Planned, Personal Experience of Discrimination
Allport and the contact hypothesis:
Argued that intergroup contact would only lead to decreased
prejudice under the following four conditions:
Equal status between groups in the situation
Cooperative activity toward common goals
Personalised acquaintance (“that leads to the perception of
common interests and humanity”)
Support for the contact by authorities or local norms
Has received support in many studies, conducted in various
situations and with stigmatised social groups (from foreign
students to the elderly).
Pettigrew and Tropp conducted a meta-analysis of 203 studies
on intergroup contact as an influence on varied measures of
94% of these studies found an inverse relationship between
contact and prejudice.
Findings also showed that the intergroup contact’s prejudice-
reducing effects can generalise to new social situations, whole
outgroups or to other outgroups
Different models of contact
3 related, but different, views as to the most effective way to
conduct intergroup contact interventions:
1) Decategorisation: initial ingroup-outgroup catergorisations are
weakened and taken over by other cross-cutting similarities
between members. E.g. that outgroup member is like me in doing,
thinking, or feeling
2) Recategorisation: ingroup-outgroup categorisation is weakened
by uniting both groups in a common superordinate identity. E.g.
We are all Australians
3) Mutual differentiation: recommends maintaining the initial social
catergory but explicitly emphasising that the groups are mutually
interdependent. E.g. our groups are different, but we need to work
together to accomplish this goal.
+ Spotlighting Value conflicts & Cognition
Spotlighting Value Conflicts
Combines cognitive and motivational bases for reducing prejudice.
Focused on showing inconsistencies in the person’s values.
This engages their self-concept and often develops guilt
Aims to motivate people to change their beliefs and behaviour in
the direction of consistency with key underlying values such as
fairness and equality.
Educate people how to recognise the existence of their own
prejudices and what they’re based on. Try and control automatic
responses to prejudice in yourself.
Create/identify a common goal for each group that is important
and requires cooperation to achieve.
E.g. Sustainable Peace Project – South Africa
The project brings together ex-prisoners, police and army officers, victims,
community leaders and business people.

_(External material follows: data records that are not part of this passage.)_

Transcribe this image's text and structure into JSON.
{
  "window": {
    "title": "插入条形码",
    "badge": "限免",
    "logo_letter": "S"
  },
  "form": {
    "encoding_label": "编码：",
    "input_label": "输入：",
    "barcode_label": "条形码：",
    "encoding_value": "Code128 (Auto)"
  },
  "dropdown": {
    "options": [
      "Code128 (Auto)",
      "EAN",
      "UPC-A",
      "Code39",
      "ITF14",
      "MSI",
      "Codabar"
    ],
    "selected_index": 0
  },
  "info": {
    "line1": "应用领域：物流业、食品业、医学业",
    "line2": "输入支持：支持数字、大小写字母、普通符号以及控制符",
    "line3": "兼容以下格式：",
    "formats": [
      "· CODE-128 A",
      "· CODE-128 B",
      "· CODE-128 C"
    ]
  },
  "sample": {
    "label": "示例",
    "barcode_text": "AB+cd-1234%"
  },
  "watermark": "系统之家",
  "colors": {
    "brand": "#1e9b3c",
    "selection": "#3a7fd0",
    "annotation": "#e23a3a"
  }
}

For a few days former enemies walk
together in a place of unspoilt beauty, cross crocodile-infested rivers, sleep on
the ground, and protect each other while on guard duty against dangerous
animals. The friendship that grows out of this experience echoes similar results

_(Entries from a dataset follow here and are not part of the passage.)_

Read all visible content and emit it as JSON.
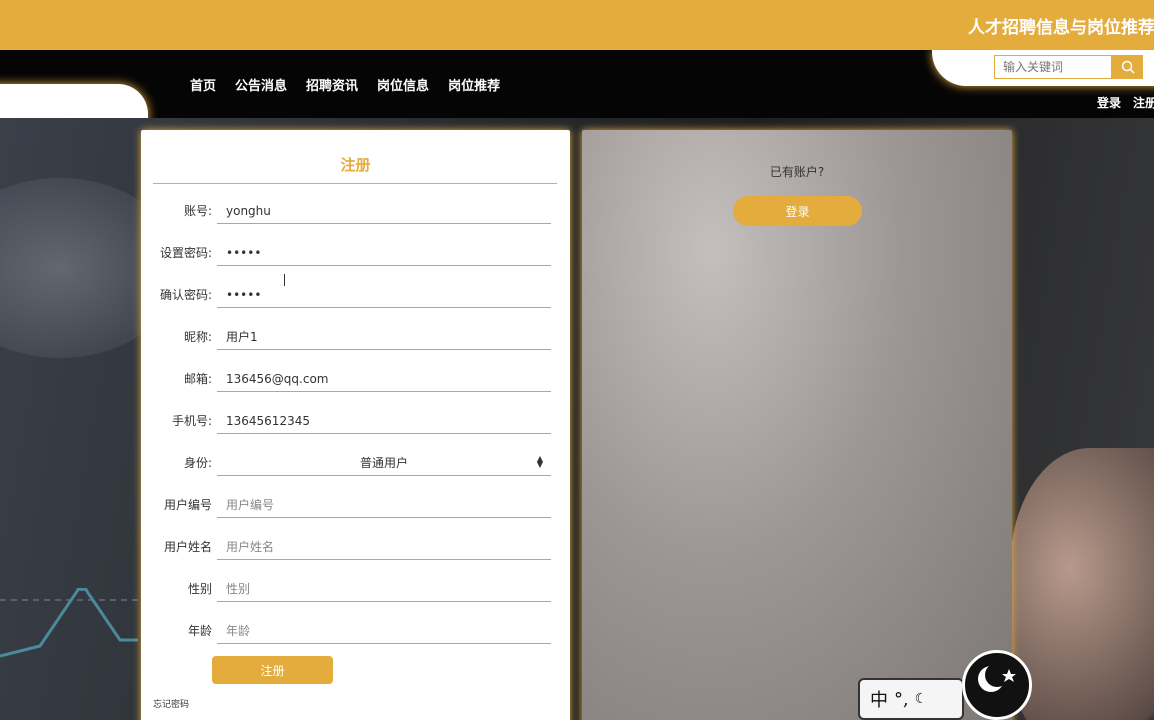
{
  "header": {
    "site_title": "人才招聘信息与岗位推荐"
  },
  "nav": {
    "items": [
      {
        "label": "首页"
      },
      {
        "label": "公告消息"
      },
      {
        "label": "招聘资讯"
      },
      {
        "label": "岗位信息"
      },
      {
        "label": "岗位推荐"
      }
    ]
  },
  "search": {
    "placeholder": "输入关键词",
    "icon": "search-icon"
  },
  "auth": {
    "login": "登录",
    "register": "注册"
  },
  "register_form": {
    "title": "注册",
    "fields": [
      {
        "label": "账号:",
        "value": "yonghu",
        "placeholder": ""
      },
      {
        "label": "设置密码:",
        "value": "•••••",
        "placeholder": ""
      },
      {
        "label": "确认密码:",
        "value": "•••••",
        "placeholder": ""
      },
      {
        "label": "昵称:",
        "value": "用户1",
        "placeholder": ""
      },
      {
        "label": "邮箱:",
        "value": "136456@qq.com",
        "placeholder": ""
      },
      {
        "label": "手机号:",
        "value": "13645612345",
        "placeholder": ""
      },
      {
        "label": "身份:",
        "value": "普通用户",
        "placeholder": ""
      },
      {
        "label": "用户编号",
        "value": "",
        "placeholder": "用户编号"
      },
      {
        "label": "用户姓名",
        "value": "",
        "placeholder": "用户姓名"
      },
      {
        "label": "性别",
        "value": "",
        "placeholder": "性别"
      },
      {
        "label": "年龄",
        "value": "",
        "placeholder": "年龄"
      }
    ],
    "submit_label": "注册",
    "forgot_label": "忘记密码"
  },
  "login_panel": {
    "prompt": "已有账户?",
    "login_button": "登录"
  },
  "ime": {
    "mode_char": "中",
    "punct": "°,"
  },
  "colors": {
    "accent": "#e3ac3c",
    "nav_bg": "#050505"
  }
}
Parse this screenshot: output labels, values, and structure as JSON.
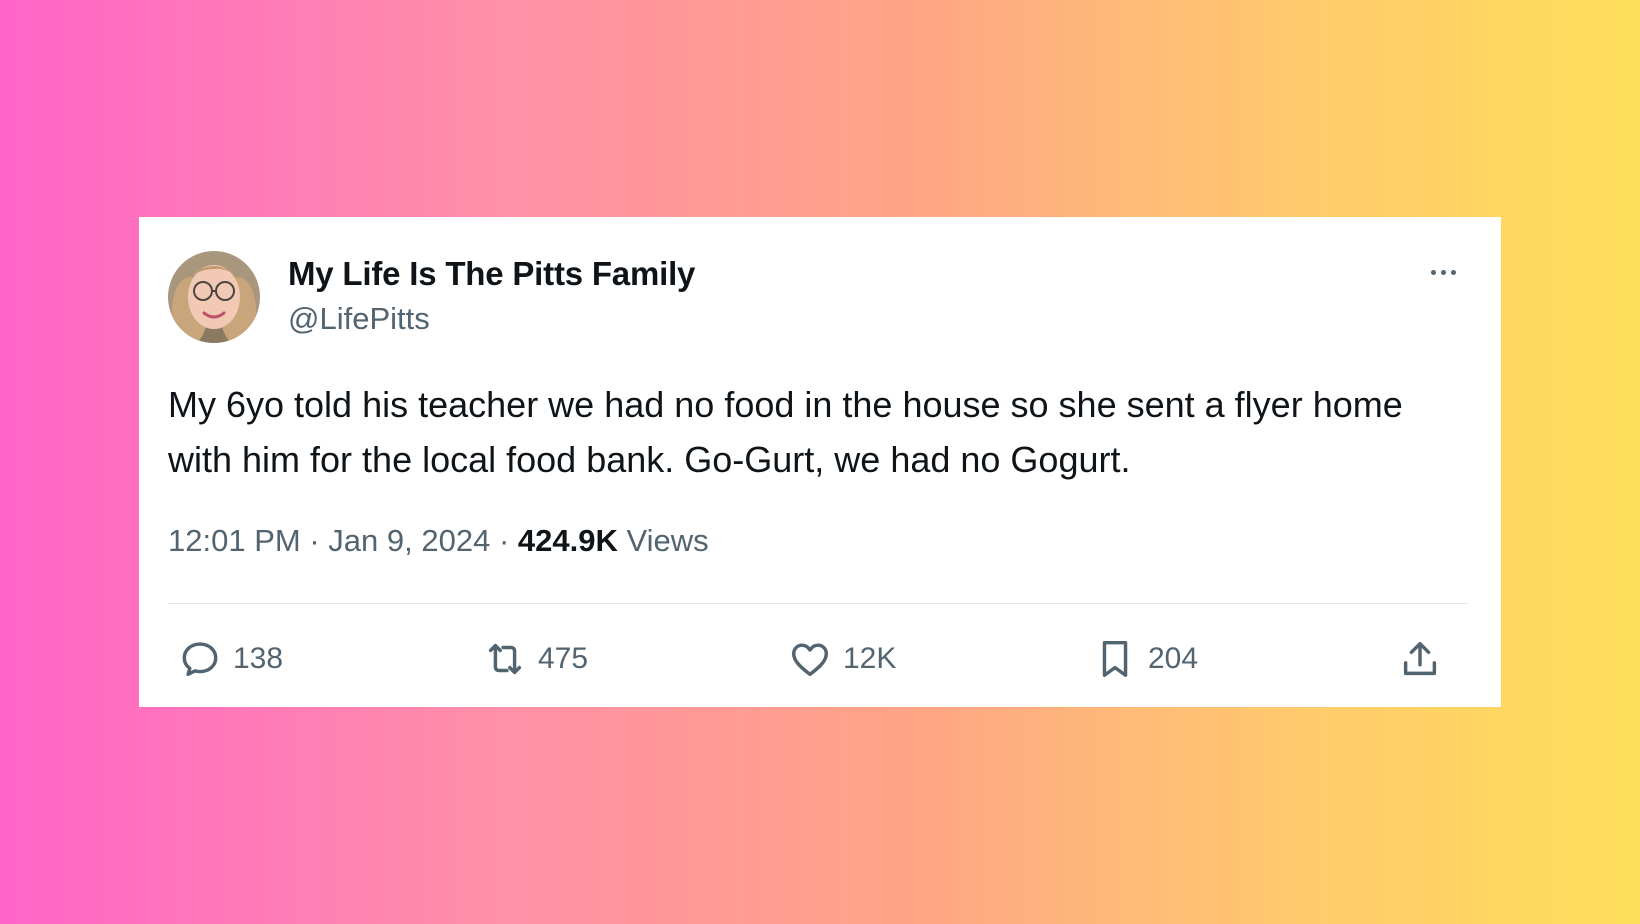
{
  "tweet": {
    "display_name": "My Life Is The Pitts Family",
    "handle": "@LifePitts",
    "text": "My 6yo told his teacher we had no food in the house so she sent a flyer home with him for the local food bank. Go-Gurt, we had no Gogurt.",
    "time": "12:01 PM",
    "date": "Jan 9, 2024",
    "views_count": "424.9K",
    "views_label": "Views",
    "separator": "·"
  },
  "actions": {
    "replies": "138",
    "reposts": "475",
    "likes": "12K",
    "bookmarks": "204"
  },
  "icons": {
    "reply": "reply-bubble-icon",
    "repost": "repost-arrows-icon",
    "like": "heart-icon",
    "bookmark": "bookmark-icon",
    "share": "share-upload-icon",
    "more": "more-dots-icon"
  },
  "colors": {
    "text_primary": "#0f1419",
    "text_secondary": "#536471",
    "divider": "#e1e8ed",
    "background_left": "#ff64c8",
    "background_right": "#ffdf5a"
  }
}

achieved with employing wilderness to bring South African ex-combatants
Peace Through Music Project –
Planned, Personal Experience of
An interactive, experiential method

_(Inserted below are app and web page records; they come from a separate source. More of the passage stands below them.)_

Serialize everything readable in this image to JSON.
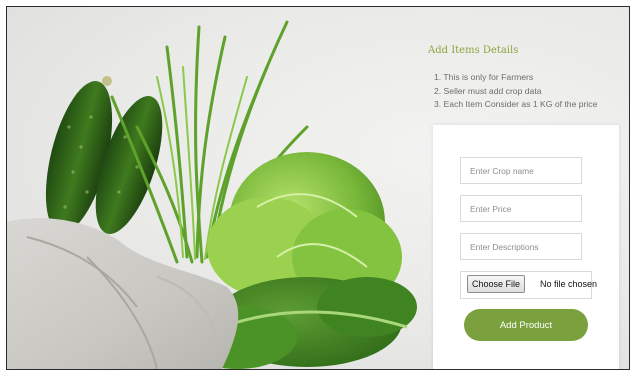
{
  "info": {
    "title": "Add Items Details",
    "items": [
      "1. This is only for Farmers",
      "2. Seller must add crop data",
      "3. Each Item Consider as 1 KG of the price"
    ]
  },
  "form": {
    "crop_name_placeholder": "Enter Crop name",
    "price_placeholder": "Enter Price",
    "descriptions_placeholder": "Enter Descriptions",
    "choose_file_label": "Choose File",
    "no_file_text": "No file chosen",
    "submit_label": "Add Product"
  },
  "colors": {
    "accent": "#7ba13f",
    "title": "#8aa63d"
  }
}
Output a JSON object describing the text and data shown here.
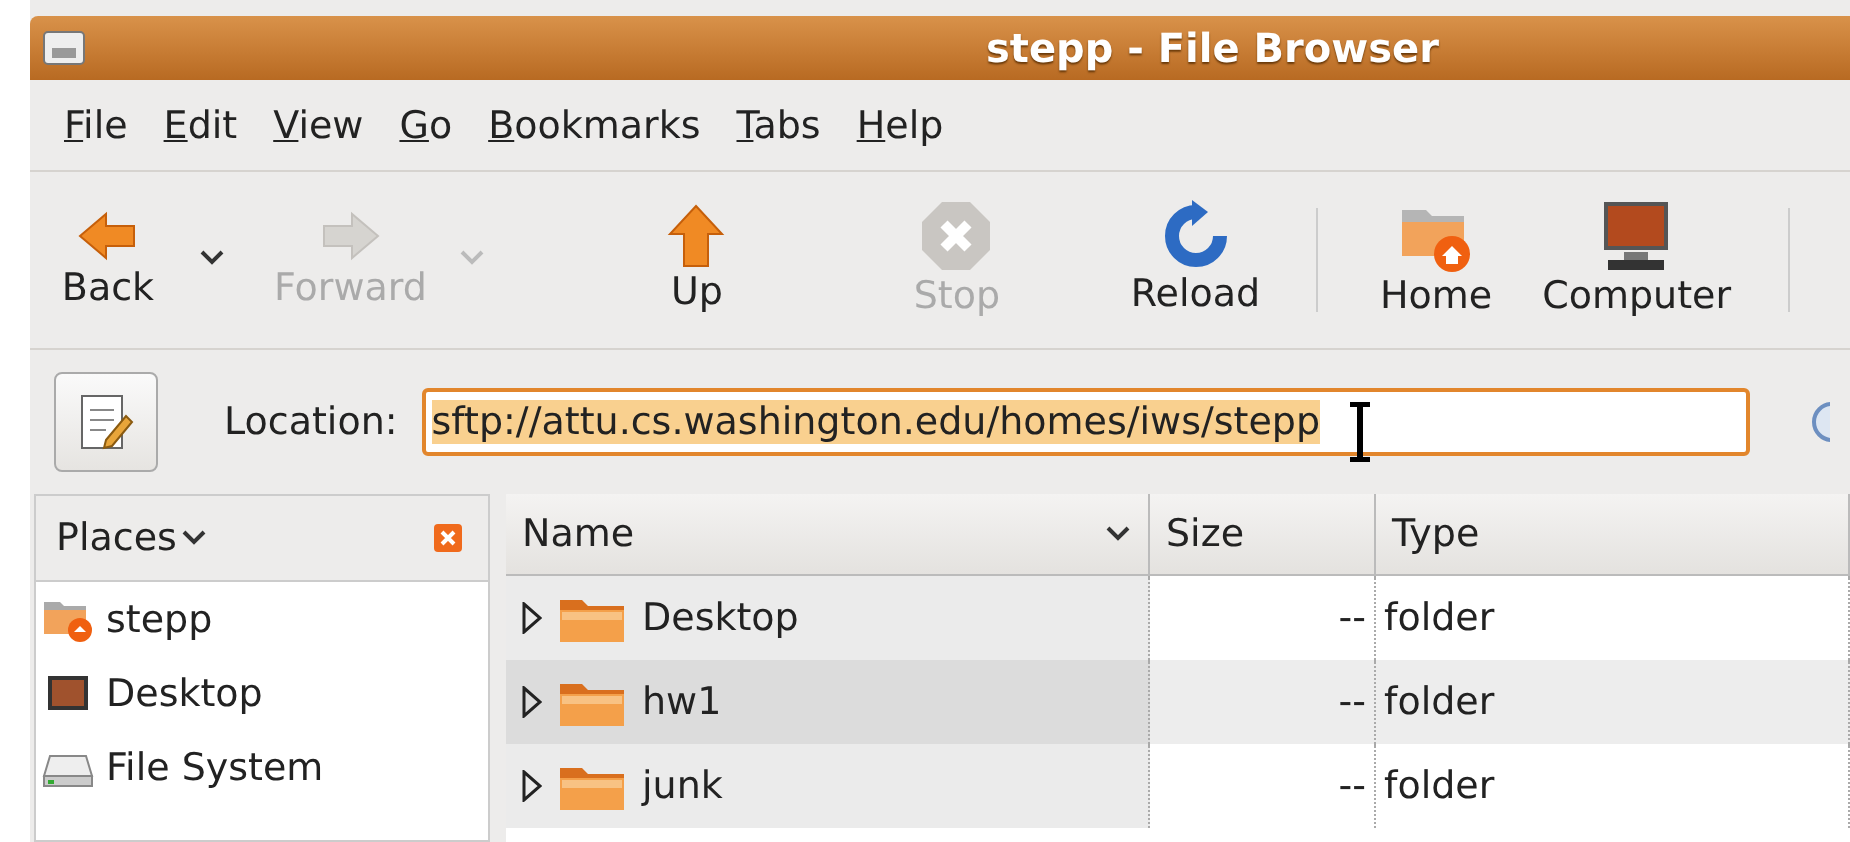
{
  "window": {
    "title": "stepp - File Browser"
  },
  "menu": [
    {
      "label": "File"
    },
    {
      "label": "Edit"
    },
    {
      "label": "View"
    },
    {
      "label": "Go"
    },
    {
      "label": "Bookmarks"
    },
    {
      "label": "Tabs"
    },
    {
      "label": "Help"
    }
  ],
  "toolbar": [
    {
      "kind": "button",
      "label": "Back",
      "disabled": false,
      "has_menu": true
    },
    {
      "kind": "button",
      "label": "Forward",
      "disabled": true,
      "has_menu": true
    },
    {
      "kind": "button",
      "label": "Up",
      "disabled": false,
      "has_menu": false
    },
    {
      "kind": "button",
      "label": "Stop",
      "disabled": true,
      "has_menu": false
    },
    {
      "kind": "button",
      "label": "Reload",
      "disabled": false,
      "has_menu": false
    },
    {
      "kind": "separator"
    },
    {
      "kind": "button",
      "label": "Home",
      "disabled": false,
      "has_menu": false
    },
    {
      "kind": "button",
      "label": "Computer",
      "disabled": false,
      "has_menu": false
    },
    {
      "kind": "separator"
    }
  ],
  "location": {
    "label": "Location:",
    "value": "sftp://attu.cs.washington.edu/homes/iws/stepp"
  },
  "sidebar": {
    "title": "Places",
    "items": [
      {
        "label": "stepp"
      },
      {
        "label": "Desktop"
      },
      {
        "label": "File System"
      }
    ]
  },
  "table": {
    "columns": [
      {
        "label": "Name",
        "sorted": true
      },
      {
        "label": "Size",
        "sorted": false
      },
      {
        "label": "Type",
        "sorted": false
      }
    ],
    "rows": [
      {
        "name": "Desktop",
        "size": "--",
        "type": "folder"
      },
      {
        "name": "hw1",
        "size": "--",
        "type": "folder"
      },
      {
        "name": "junk",
        "size": "--",
        "type": "folder"
      }
    ]
  }
}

Majority group members exposed to prejudice and
discrimination that minority-group individuals undergo every
Expectation: more empathy and better understanding of the
problems of minorities.
Jane Eliot’s Brown Eyes, Blue Eyes exercise...